If I’m Marc Bergevin, if Carey Price isn’t back within the next 14 days I’m shutting him down for the season, going full tank-mode, and hoping for Auston Matthews. If they can get Matthews in the draft, they’d have the holy trinity of building a franchise. A top line center in Matthews, a stud defenseman in PK Subban, and the best goalie on the planet in Price. Despite some—I don’t want to say dumb-dumbs—suggesting Montreal should consider trading PK, that is just a ridiculous suggestion.

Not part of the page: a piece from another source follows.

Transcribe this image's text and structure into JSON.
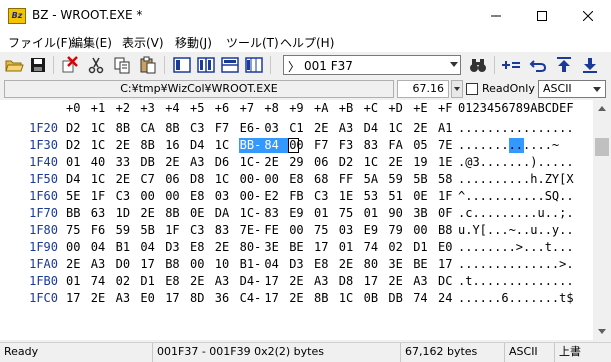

Every team desires the hockey holy trinity. If you trade Subban for a top line center this season, next season you’ll be saying that you’re just a PK Subban away from being great. Hold on to your two franchise guys (D and G) and try to acquire the last (C) by some other means.

If you tank this season and get Matthews, great. If you tank this season and don’t get him…well, you didn’t have the C to begin with, so you’re just back to having the top tier D and the best goalie in the world, which got you off to an unreal start this season, so in either case, there’s no need to push Price into a unfavorable situation this season if he doesn’t get 100% real soon.

What do you think?